Quentin Tarantino is often hailed as one of the greatest screenwriters of all time. His stylish and bold scripts have influenced an entire generation of film buffs to wear their inspirations on their sleeves and translate their love of pulpy b-movies into high cinematic art. Out of a career of incredible scripts, Pulp Fiction is considered his masterpiece.
One of the most iconic movies of the 1990s, Pulp Fiction blew audiences away with its storytelling that purposefully placed scenes out of chronological order for artistic effect. The movie follows various people whose lives intertwine in dangerous and hardboiled ways. Tarantino's dialogue is sharp and establishes the perfect tone for the film, really selling the name Pulp Fiction.
Sometimes the best way to convey something real and human, is to disguise it with something fictional and absurd. That's what Eternal Sunshine Of The Spotless Mind does to spectacular effect. Screenwriter Charlie Kaufman is one of the best at creating a crazy scenario that somehow makes you feel stronger emotions than most straight dramas.
In Eternal Sunshine Of The Spotless Mind, Joel (Jim Carrey) undergoes a radical medical procedure to wipe his memory of Clementine (Kate Winslet), his ex-girlfriend, after he learns she had the same procedure. As a part of the process, Joel sees all the happy moments of their relationship fade away, and he begins to regret wiping his memory. It's a beautiful screenplay about taking the good with the bad and the bittersweet importance of being sad.
Citizen Kane has long been held up as the greatest movie ever made. Part of this is due to the revolutionary direction and performance by cinematic icon Orson Welles, but a large part of the film's success is due to the script by Herman J. Mankiewicz, which was revised and worked on by Welles. Few movies have had a movie about how they were written, but Citizen Kane is one of them with David Fincher's 2021 Netflix movie, Mank.
Mankiewicz took a lot of risks with this script, crafting a pretty direct and brutal critique of real-life media tycoon William Randolph Hearst. Hearst was so offended he tried to silence the marketing for Citizen Kane through his media empire. Even outside of the real world implications, the script is revolutionary, thanks to its unique, framing device and bold decision to focus on the life of a morally ambiguous protagonist. Famously, Citizen Kane only won a single Oscar, for its incredible screenplay.

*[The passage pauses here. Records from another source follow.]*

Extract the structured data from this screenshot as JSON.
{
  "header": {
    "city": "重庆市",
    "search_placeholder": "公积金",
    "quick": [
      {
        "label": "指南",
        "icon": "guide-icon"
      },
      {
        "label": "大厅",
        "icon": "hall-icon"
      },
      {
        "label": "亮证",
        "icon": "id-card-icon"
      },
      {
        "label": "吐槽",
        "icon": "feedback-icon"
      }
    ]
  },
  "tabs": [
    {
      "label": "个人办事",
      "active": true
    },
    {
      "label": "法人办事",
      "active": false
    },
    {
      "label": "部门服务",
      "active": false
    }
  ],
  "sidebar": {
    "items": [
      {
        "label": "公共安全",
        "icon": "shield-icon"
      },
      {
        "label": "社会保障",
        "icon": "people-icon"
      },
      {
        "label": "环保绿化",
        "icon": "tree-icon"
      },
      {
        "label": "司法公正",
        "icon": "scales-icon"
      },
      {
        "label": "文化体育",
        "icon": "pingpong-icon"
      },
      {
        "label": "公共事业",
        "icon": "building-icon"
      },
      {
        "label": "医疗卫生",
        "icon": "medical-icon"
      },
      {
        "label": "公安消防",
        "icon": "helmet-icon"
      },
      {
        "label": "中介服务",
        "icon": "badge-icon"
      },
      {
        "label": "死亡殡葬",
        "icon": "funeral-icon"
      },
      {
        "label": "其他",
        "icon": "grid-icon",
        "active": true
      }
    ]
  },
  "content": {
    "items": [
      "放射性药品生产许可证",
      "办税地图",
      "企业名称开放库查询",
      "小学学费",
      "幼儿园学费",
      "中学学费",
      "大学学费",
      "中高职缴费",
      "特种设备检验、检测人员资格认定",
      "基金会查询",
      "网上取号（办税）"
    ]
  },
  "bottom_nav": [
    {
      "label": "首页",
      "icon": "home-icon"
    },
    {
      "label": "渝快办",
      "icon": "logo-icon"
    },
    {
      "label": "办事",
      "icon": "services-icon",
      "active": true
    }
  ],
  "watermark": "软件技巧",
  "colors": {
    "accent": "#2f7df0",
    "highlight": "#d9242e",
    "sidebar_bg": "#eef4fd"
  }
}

Next: Every Best Original Screenplay Oscar Winner of the 21st Century, Ranked
Chance Morgan made a decision at a young age to forego having friends and a social life in order to prepare for a career writing about movies and TV. He stuck to that decision whether he wanted to or not. Now, after graduating from the prestigious University of Alabama, Chance spends most of his time putting that training to use. When he is not watching and/or writing about movies and TV, you can probably catch Chance listening to countless podcasts about movies and TV.